The non-exempt assets are then divided in two, with the community (or at home) spouse allowed to keep one-half of all countable assets up to about $115,920. The other half of the countable assets must be “spent down” until $1,500 remains for Ohio residents and $2,000 for Kentucky residents. The amount of countable assets which the at-home spouse gets to keep is called the Community Spousal Resource Allowance (CSRA).

Each state also establishes a monthly income floor for the at-home spouse. This is called the Minimum Monthly Maintenance Needs Allowance (MMMNA). This permits the community spouse to keep a minimum monthly income ranging from about $1,939 to $2,898.

If the community spouse does not have at least $1,939 in income, then he or she is allowed to take the income of the nursing home spouse in an amount large enough to reach the MMMNA. The nursing home spouse’s remaining income (minus a personal needs allowance) goes to the nursing home. This helps avoid the necessity for the at-home spouse to dip into savings each month, which would result in gradual impoverishment.

Exempt Assets

• The Home up to around $500,000. The home must be the principal place of residence.

• Household and Personal Belongings, furniture, appliances, jewelry and clothing.

• One Vehicle and there may be some limitations on value.

• Burial Plot and Irrevocable Funeral Plans for you and your spouse.

• Life Insurance policies as long as the cash surrender value of all policies combined does not exceed $1,500. If they do exceed $1,500 in total cash surrender value, then the cash value in these policies is countable.

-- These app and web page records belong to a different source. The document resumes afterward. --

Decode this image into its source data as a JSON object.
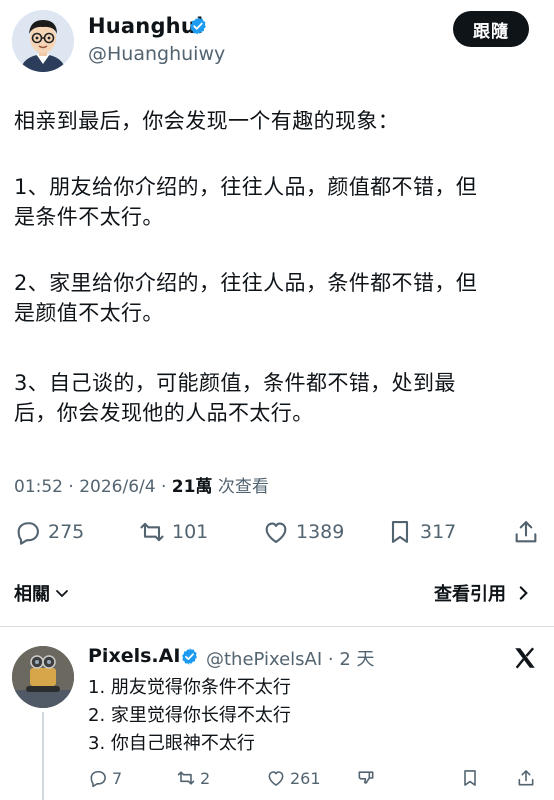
{
  "author": {
    "display_name": "Huanghui",
    "handle": "@Huanghuiwy",
    "follow_label": "跟隨"
  },
  "tweet": {
    "lines": [
      "相亲到最后，你会发现一个有趣的现象：",
      "1、朋友给你介绍的，往往人品，颜值都不错，但",
      "是条件不太行。",
      "2、家里给你介绍的，往往人品，条件都不错，但",
      "是颜值不太行。",
      "3、自己谈的，可能颜值，条件都不错，处到最",
      "后，你会发现他的人品不太行。"
    ],
    "time_date": "01:52 · 2026/6/4 · ",
    "views": "21萬",
    "views_label": " 次查看"
  },
  "actions": {
    "replies": "275",
    "retweets": "101",
    "likes": "1389",
    "bookmarks": "317"
  },
  "related_label": "相關",
  "view_quotes_label": "查看引用",
  "reply": {
    "display_name": "Pixels.AI",
    "handle_time": "@thePixelsAI · 2 天",
    "lines": [
      "1. 朋友觉得你条件不太行",
      "2. 家里觉得你长得不太行",
      "3. 你自己眼神不太行"
    ],
    "replies": "7",
    "retweets": "2",
    "likes": "261"
  },
  "colors": {
    "verified": "#1d9bf0",
    "muted": "#536471",
    "text": "#0f1419"
  }
}
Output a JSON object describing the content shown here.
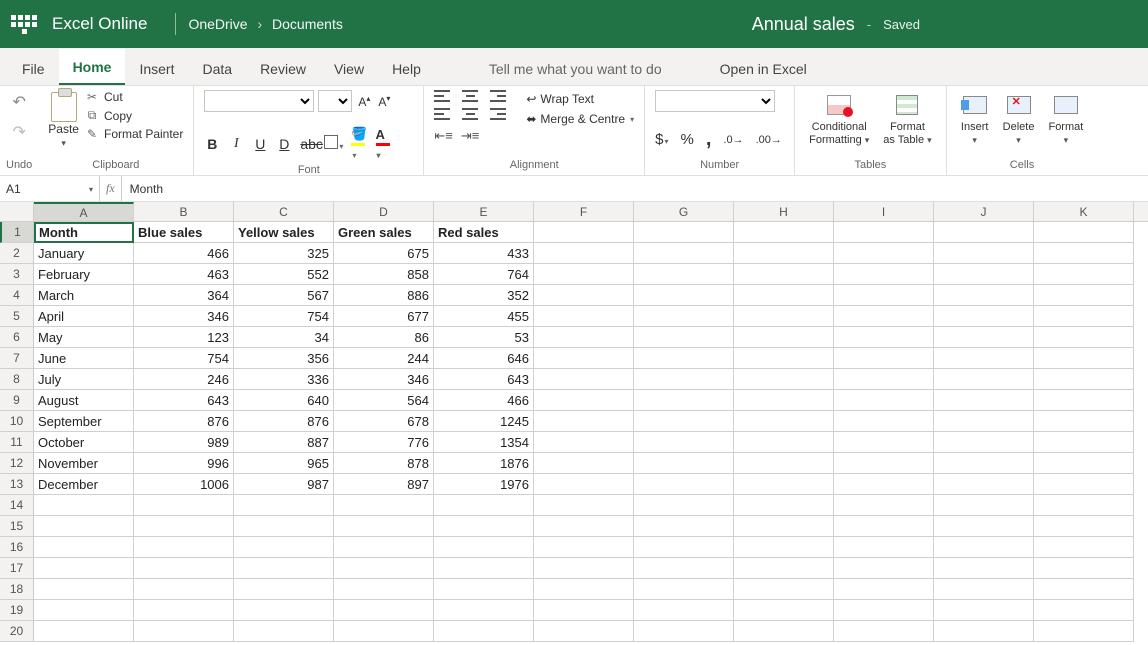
{
  "titlebar": {
    "app_name": "Excel Online",
    "breadcrumb": [
      "OneDrive",
      "Documents"
    ],
    "doc_title": "Annual sales",
    "save_status": "Saved"
  },
  "tabs": {
    "items": [
      "File",
      "Home",
      "Insert",
      "Data",
      "Review",
      "View",
      "Help"
    ],
    "active": "Home",
    "tell_me": "Tell me what you want to do",
    "open_in": "Open in Excel"
  },
  "qat": {
    "undo_label": "Undo"
  },
  "ribbon": {
    "clipboard": {
      "label": "Clipboard",
      "paste": "Paste",
      "cut": "Cut",
      "copy": "Copy",
      "painter": "Format Painter"
    },
    "font": {
      "label": "Font",
      "family": "",
      "size": "",
      "grow": "A",
      "shrink": "A",
      "bold": "B",
      "italic": "I",
      "underline": "U",
      "double_u": "D",
      "strike": "abc"
    },
    "alignment": {
      "label": "Alignment",
      "wrap": "Wrap Text",
      "merge": "Merge & Centre"
    },
    "number": {
      "label": "Number",
      "format": "",
      "currency": "$",
      "percent": "%",
      "comma": ",",
      "inc_dec": "⁰₀←",
      "dec_dec": "⁰₀→"
    },
    "tables": {
      "label": "Tables",
      "cond_fmt_l1": "Conditional",
      "cond_fmt_l2": "Formatting",
      "as_table_l1": "Format",
      "as_table_l2": "as Table"
    },
    "cells": {
      "label": "Cells",
      "insert": "Insert",
      "delete": "Delete",
      "format": "Format"
    }
  },
  "fx": {
    "namebox": "A1",
    "formula": "Month"
  },
  "sheet": {
    "cols": [
      "A",
      "B",
      "C",
      "D",
      "E",
      "F",
      "G",
      "H",
      "I",
      "J",
      "K"
    ],
    "active_cell": "A1",
    "header_row": [
      "Month",
      "Blue sales",
      "Yellow sales",
      "Green sales",
      "Red sales",
      "",
      "",
      "",
      "",
      "",
      ""
    ],
    "data": [
      [
        "January",
        "466",
        "325",
        "675",
        "433"
      ],
      [
        "February",
        "463",
        "552",
        "858",
        "764"
      ],
      [
        "March",
        "364",
        "567",
        "886",
        "352"
      ],
      [
        "April",
        "346",
        "754",
        "677",
        "455"
      ],
      [
        "May",
        "123",
        "34",
        "86",
        "53"
      ],
      [
        "June",
        "754",
        "356",
        "244",
        "646"
      ],
      [
        "July",
        "246",
        "336",
        "346",
        "643"
      ],
      [
        "August",
        "643",
        "640",
        "564",
        "466"
      ],
      [
        "September",
        "876",
        "876",
        "678",
        "1245"
      ],
      [
        "October",
        "989",
        "887",
        "776",
        "1354"
      ],
      [
        "November",
        "996",
        "965",
        "878",
        "1876"
      ],
      [
        "December",
        "1006",
        "987",
        "897",
        "1976"
      ]
    ],
    "total_rows": 20
  }
}
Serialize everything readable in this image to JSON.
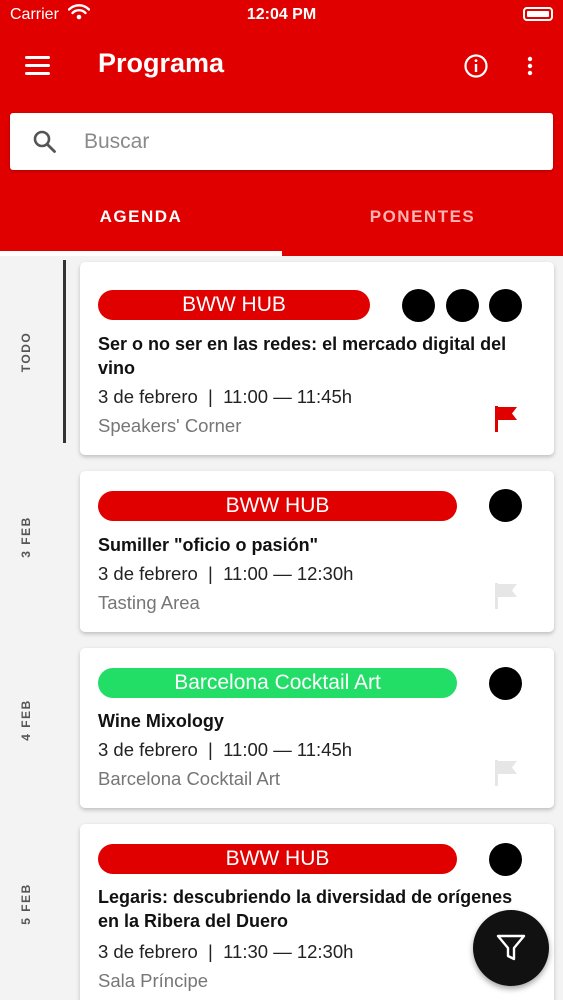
{
  "status_bar": {
    "carrier": "Carrier",
    "time": "12:04 PM"
  },
  "header": {
    "title": "Programa"
  },
  "search": {
    "placeholder": "Buscar",
    "value": ""
  },
  "tabs": [
    {
      "label": "AGENDA",
      "selected": true
    },
    {
      "label": "PONENTES",
      "selected": false
    }
  ],
  "days": [
    {
      "label": "TODO",
      "selected": true
    },
    {
      "label": "3 FEB",
      "selected": false
    },
    {
      "label": "4 FEB",
      "selected": false
    },
    {
      "label": "5 FEB",
      "selected": false
    }
  ],
  "events": [
    {
      "category": "BWW HUB",
      "category_color": "#e10000",
      "title": "Ser o no ser en las redes: el mercado digital del vino",
      "datetime": "3 de febrero  |  11:00 — 11:45h",
      "location": "Speakers' Corner",
      "flagged": true
    },
    {
      "category": "BWW HUB",
      "category_color": "#e10000",
      "title": "Sumiller \"oficio o pasión\"",
      "datetime": "3 de febrero  |  11:00 — 12:30h",
      "location": "Tasting Area",
      "flagged": false
    },
    {
      "category": "Barcelona Cocktail Art",
      "category_color": "#22dd66",
      "title": "Wine Mixology",
      "datetime": "3 de febrero  |  11:00 — 11:45h",
      "location": "Barcelona Cocktail Art",
      "flagged": false
    },
    {
      "category": "BWW HUB",
      "category_color": "#e10000",
      "title": "Legaris: descubriendo la diversidad de orígenes en la Ribera del Duero",
      "datetime": "3 de febrero  |  11:30 — 12:30h",
      "location": "Sala Príncipe",
      "flagged": false
    }
  ],
  "colors": {
    "brand": "#e10000",
    "flag_active": "#e10000",
    "flag_inactive": "#e6e6e6",
    "tab_inactive": "#ffb3b3"
  },
  "icons": {
    "menu": "menu-icon",
    "info": "info-icon",
    "more": "more-vertical-icon",
    "search": "search-icon",
    "flag": "flag-icon",
    "filter": "filter-icon"
  }
}
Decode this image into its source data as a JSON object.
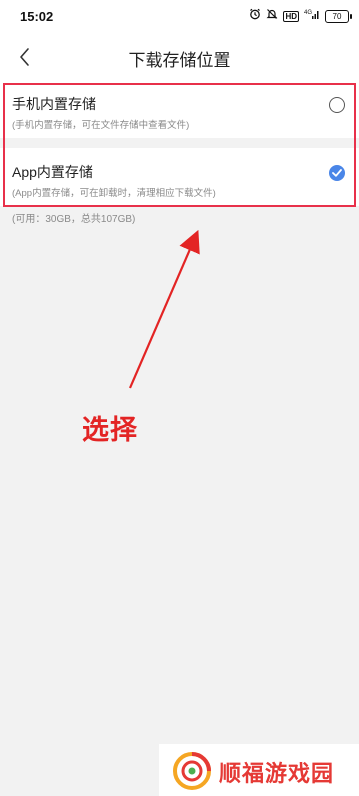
{
  "status_bar": {
    "time": "15:02",
    "hd": "HD",
    "network": "4G",
    "battery": "70"
  },
  "header": {
    "title": "下载存储位置"
  },
  "options": [
    {
      "label": "手机内置存储",
      "description": "(手机内置存储，可在文件存储中查看文件)",
      "selected": false
    },
    {
      "label": "App内置存储",
      "description": "(App内置存储，可在卸载时，清理相应下载文件)",
      "selected": true
    }
  ],
  "storage_info": "(可用：30GB，总共107GB)",
  "annotation": {
    "text": "选择",
    "color": "#e32424"
  },
  "watermark": {
    "text": "顺福游戏园"
  },
  "colors": {
    "accent": "#4a86e8",
    "highlight": "#e8304a"
  }
}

The bottom line is you must seek advice from someone who knows Medicaid law.